The GOP debate Tuesday is in Las Vegas, but Herman Cain is likely going to need to do more than have the slot machine come up 9-9-9.
His tax plan worked to his advantage the last time the Republican contenders gathered to argue about the issues—a whole week ago—because that debate was centered on the economy. The focus allowed Cain to promote his revamp of the tax code almost to the exclusion of all else.
Cain’s rise in the polls has been so linked to 9-9-9 that the former pizza executive’s lack of experience in the foreign policy arena or with an issue such as immigration has largely gone without notice.
It’s a luxury he likely won’t be afforded Tuesday evening, as the other GOP candidates are likely to train their fire on the the man some polls see as the front-runner.
Already there have been missteps. Cain prompted a small outcry last weekend when he suggested building an electrified fence along the U.S.-Mexico border. He later claimed he was joking. And then Monday in Arizona he said he hadn’t been joking after all.
During his appearance on “Meet the Press” on Sunday, Cain appeared unsteady and uncomfortable talking about foreign policy on topics ranging from whether Iran posed a threat, to the wars in Iraq and Afghanistan. He said he was unfamiliar with the neoconservative philosophy that drove so much of the approach of the George W. Bush administration and said he opposed a troop drawdown in Iraq.
Asked about his approach to Afghanistan, Cain demurred.
“In Afghanistan, victory is, can we leave Afghanistan in a situation where they can defend themselves? I don’t know if that’s possible right now because, here again, what do the commanders on the ground say? What does the intelligence community say? A lot of analysis needs to into determining whether or not there is a definition of victory in Afghanistan,” he said.

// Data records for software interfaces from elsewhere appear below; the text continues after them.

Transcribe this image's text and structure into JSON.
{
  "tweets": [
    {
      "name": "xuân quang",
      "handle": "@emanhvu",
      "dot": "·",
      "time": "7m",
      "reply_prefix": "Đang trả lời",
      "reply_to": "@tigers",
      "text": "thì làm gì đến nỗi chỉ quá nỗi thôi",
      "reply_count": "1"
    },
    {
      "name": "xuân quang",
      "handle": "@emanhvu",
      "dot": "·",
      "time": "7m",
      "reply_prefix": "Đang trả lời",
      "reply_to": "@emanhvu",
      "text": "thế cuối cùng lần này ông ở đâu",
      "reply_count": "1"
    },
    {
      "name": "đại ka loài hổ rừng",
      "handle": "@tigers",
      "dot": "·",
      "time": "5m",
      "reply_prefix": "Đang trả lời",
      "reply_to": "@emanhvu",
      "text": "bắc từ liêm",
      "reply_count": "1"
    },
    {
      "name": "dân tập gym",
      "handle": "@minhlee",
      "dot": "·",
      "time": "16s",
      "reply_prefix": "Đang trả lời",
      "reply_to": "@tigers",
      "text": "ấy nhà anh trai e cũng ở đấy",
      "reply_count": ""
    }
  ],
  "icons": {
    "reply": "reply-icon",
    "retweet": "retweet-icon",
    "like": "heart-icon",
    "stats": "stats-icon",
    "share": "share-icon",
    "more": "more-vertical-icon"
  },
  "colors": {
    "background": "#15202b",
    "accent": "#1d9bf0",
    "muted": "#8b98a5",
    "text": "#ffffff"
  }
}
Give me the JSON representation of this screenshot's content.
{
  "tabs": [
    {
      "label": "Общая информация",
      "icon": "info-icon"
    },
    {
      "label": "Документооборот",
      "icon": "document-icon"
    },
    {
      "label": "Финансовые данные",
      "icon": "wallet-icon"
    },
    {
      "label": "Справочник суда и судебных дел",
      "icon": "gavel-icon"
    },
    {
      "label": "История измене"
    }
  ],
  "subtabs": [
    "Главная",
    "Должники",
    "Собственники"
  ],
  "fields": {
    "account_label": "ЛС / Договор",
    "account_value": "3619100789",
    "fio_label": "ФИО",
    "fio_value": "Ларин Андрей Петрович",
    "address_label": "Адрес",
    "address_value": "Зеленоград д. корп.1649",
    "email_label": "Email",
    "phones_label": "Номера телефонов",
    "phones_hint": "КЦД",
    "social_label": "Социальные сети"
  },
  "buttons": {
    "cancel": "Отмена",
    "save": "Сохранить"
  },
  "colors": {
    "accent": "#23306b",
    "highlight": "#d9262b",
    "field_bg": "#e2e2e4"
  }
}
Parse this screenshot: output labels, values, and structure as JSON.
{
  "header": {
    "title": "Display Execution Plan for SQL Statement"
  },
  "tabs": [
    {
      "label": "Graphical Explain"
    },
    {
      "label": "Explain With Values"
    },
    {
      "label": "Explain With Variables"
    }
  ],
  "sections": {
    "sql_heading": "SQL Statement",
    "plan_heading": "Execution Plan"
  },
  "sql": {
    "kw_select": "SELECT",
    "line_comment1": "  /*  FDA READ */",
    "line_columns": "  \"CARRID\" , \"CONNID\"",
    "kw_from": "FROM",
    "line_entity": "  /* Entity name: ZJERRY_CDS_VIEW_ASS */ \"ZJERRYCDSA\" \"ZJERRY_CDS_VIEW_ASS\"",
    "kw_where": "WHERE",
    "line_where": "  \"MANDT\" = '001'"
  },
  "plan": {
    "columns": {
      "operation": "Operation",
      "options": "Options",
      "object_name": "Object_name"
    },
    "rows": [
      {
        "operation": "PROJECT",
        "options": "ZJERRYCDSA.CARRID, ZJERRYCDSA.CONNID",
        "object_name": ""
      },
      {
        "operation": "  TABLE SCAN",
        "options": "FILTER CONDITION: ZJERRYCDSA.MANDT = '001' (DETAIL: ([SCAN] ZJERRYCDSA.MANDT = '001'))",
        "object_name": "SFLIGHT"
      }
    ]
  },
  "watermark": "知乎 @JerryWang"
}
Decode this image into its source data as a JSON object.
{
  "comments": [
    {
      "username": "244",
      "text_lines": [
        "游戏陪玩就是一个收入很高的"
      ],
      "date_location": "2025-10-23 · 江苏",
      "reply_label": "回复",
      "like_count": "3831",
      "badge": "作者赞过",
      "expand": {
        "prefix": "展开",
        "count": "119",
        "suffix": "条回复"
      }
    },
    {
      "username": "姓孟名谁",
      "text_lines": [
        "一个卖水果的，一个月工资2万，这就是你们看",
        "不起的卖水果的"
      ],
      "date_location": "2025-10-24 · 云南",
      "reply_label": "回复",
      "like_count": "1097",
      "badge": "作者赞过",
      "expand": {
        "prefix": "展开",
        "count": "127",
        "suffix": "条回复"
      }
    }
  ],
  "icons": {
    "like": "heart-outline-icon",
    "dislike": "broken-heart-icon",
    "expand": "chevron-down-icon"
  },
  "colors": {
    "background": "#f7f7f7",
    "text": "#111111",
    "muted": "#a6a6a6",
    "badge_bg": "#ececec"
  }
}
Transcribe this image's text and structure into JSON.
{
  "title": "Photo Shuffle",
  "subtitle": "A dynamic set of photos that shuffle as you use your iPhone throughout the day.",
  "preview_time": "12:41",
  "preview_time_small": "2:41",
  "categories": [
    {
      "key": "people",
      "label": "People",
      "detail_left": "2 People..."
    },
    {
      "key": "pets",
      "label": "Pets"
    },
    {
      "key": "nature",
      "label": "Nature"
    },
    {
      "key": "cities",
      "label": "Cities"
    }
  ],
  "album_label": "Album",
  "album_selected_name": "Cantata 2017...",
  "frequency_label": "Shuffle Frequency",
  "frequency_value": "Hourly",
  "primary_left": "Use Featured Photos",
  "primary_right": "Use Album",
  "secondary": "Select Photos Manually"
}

Earlier this month in an interview with the Christian Broadcasting Network, Cain seemed to make light of an intensive focus on foreign policy, saying he was waiting for the media to ask him “gotcha” questions such as “who is the president of Ubeki-beki-beki-beki-stan-stan.”
The debate a week ago in New Hampshire was carried live only on Bloomberg TV, a business news channel, while the Vegas debate on CNN will expose Cain to a wider audience. Given his surge in the polls, it’s highly possible that more voters will be paying attention to what he says than ever have before.
And while the 9-9-9 plan has helped propel Cain’s surge, it, too, is falling under increasing scrutiny as a potential burden on the middle-class. The plan would eliminate tax breaks and set individual and corporate tax rates at 9% while instituting a national sales tax of 9%.
A report Tuesday by a liberal think tank devoted to tax policy said that under Cain’s plan, the poorest 60% of taxpayers would pay an extra $2,000 a year. The richest 1% in the nation would see a $210,000 break, the Citizens for Tax Justice said.
The plan is also likely to be a tough sell in states such as Nevada, which has a state sales tax of more than 6%. Cain’s plan would slap a federal tax on top of it for goods and services, including food and medicine.
It will come as a surprise Tuesday evening if one of Cain’s rivals for the GOP nomination fails to point that out within minutes after the topic is broached.
Cain may also get nicked by candidates such as former Pennsylvania Sen. Rick Santorum over his stance on gay marriage (Cain has said he isn't in favor of a constitutional amendment outlawing it, but would leave it to the states), and by Rep. Ron Paul of Texas over his past affiliation with the Federal Reserve in Kansas City, Mo.